>>>>

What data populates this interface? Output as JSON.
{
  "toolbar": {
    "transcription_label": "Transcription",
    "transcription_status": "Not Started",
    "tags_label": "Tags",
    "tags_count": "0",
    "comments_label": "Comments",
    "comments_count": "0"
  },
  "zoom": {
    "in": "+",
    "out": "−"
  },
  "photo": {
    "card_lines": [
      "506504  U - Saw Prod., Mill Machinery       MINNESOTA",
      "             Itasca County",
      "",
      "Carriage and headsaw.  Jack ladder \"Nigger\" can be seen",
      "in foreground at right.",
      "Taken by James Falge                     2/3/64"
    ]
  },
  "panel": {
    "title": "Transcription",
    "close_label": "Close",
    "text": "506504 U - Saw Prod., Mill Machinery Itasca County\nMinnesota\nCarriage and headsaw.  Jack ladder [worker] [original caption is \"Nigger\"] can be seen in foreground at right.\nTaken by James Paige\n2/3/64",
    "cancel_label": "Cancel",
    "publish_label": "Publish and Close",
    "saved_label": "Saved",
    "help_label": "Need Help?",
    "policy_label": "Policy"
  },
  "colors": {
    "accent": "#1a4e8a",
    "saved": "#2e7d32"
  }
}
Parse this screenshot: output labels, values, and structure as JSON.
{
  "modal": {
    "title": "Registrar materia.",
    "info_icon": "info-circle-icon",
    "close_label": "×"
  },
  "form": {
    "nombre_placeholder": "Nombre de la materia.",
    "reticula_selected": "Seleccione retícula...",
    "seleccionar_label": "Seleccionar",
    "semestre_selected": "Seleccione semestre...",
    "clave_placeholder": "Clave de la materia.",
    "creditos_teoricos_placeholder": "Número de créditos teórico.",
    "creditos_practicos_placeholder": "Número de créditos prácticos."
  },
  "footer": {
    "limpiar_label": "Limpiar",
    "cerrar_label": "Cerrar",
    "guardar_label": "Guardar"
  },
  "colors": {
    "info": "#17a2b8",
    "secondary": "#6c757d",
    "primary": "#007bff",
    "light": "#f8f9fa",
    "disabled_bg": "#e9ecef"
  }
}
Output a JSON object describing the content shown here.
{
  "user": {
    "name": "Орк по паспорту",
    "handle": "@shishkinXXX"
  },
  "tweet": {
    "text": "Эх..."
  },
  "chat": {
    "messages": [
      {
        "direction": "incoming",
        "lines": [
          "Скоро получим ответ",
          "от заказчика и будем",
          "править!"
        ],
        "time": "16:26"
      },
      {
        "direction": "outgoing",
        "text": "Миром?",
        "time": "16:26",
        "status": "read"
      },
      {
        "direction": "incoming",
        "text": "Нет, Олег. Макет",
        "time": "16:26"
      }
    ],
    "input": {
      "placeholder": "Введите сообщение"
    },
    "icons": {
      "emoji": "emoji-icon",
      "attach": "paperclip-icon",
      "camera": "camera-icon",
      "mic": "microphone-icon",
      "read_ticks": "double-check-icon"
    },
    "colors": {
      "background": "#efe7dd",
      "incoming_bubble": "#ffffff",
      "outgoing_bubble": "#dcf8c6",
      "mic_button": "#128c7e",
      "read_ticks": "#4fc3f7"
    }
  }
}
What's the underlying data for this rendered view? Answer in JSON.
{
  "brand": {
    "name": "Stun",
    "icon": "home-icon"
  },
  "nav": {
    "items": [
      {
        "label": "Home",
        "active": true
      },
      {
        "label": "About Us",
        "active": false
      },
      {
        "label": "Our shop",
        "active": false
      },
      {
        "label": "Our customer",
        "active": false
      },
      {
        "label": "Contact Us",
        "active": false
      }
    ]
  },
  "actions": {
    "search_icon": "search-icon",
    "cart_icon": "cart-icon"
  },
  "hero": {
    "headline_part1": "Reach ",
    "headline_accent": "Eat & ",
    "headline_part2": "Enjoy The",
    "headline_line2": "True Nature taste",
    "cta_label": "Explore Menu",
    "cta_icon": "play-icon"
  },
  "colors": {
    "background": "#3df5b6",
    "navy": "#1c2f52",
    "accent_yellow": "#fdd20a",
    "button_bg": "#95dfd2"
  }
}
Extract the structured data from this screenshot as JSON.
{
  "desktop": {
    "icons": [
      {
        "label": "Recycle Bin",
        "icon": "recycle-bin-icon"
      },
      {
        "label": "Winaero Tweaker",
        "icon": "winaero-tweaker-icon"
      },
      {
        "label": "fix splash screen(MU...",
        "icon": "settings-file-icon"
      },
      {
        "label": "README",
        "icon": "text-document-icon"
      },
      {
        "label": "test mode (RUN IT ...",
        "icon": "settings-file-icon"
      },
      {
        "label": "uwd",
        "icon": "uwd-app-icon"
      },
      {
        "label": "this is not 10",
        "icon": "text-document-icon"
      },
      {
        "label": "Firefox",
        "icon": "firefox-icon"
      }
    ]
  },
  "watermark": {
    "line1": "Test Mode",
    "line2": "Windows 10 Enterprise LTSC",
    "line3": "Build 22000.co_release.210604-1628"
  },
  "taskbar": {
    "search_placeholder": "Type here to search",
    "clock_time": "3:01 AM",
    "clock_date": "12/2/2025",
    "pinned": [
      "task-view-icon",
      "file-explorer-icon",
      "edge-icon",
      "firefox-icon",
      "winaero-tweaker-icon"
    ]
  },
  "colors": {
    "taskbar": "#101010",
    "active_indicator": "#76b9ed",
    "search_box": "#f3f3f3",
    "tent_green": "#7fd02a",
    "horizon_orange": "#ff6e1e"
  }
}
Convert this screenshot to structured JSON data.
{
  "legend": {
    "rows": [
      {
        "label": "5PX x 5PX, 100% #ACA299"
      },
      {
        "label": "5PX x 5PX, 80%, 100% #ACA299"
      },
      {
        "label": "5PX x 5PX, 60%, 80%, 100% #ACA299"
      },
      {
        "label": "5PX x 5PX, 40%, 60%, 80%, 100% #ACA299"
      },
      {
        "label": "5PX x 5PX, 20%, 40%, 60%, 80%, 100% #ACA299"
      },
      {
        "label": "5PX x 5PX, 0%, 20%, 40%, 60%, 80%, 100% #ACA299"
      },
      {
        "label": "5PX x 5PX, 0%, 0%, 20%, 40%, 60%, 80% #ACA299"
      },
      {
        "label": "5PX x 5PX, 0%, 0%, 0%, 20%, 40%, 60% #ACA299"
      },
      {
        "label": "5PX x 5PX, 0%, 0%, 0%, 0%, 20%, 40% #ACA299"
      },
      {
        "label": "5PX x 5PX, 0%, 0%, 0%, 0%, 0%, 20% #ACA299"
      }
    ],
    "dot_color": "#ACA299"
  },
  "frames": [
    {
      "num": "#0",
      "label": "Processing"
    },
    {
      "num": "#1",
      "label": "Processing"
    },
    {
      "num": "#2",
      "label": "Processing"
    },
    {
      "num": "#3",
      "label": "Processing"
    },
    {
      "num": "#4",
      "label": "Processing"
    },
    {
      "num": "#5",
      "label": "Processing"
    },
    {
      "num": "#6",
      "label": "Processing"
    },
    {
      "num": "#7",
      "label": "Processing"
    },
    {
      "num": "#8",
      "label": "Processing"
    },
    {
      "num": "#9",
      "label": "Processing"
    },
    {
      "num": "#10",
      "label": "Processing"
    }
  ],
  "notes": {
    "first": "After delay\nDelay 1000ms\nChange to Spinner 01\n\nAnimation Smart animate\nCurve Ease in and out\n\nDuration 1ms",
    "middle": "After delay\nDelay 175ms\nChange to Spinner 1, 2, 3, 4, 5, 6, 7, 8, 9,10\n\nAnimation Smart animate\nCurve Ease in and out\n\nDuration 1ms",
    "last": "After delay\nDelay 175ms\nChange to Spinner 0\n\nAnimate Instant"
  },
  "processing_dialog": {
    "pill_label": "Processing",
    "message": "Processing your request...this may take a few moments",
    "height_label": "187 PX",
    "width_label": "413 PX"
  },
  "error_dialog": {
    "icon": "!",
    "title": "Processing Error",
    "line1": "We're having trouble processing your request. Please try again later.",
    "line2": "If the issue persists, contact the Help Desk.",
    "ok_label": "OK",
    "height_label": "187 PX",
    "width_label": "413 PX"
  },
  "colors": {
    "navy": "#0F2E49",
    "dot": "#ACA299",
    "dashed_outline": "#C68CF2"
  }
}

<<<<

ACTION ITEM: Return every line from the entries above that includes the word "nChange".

WRITTEN SOLUTION:
    "first": "After delay\nDelay 1000ms\nChange to Spinner 01\n\nAnimation Smart animate\nCurve Ease in and out\n\nDuration 1ms",
    "middle": "After delay\nDelay 175ms\nChange to Spinner 1, 2, 3, 4, 5, 6, 7, 8, 9,10\n\nAnimation Smart animate\nCurve Ease in and out\n\nDuration 1ms",
    "last": "After delay\nDelay 175ms\nChange to Spinner 0\n\nAnimate Instant"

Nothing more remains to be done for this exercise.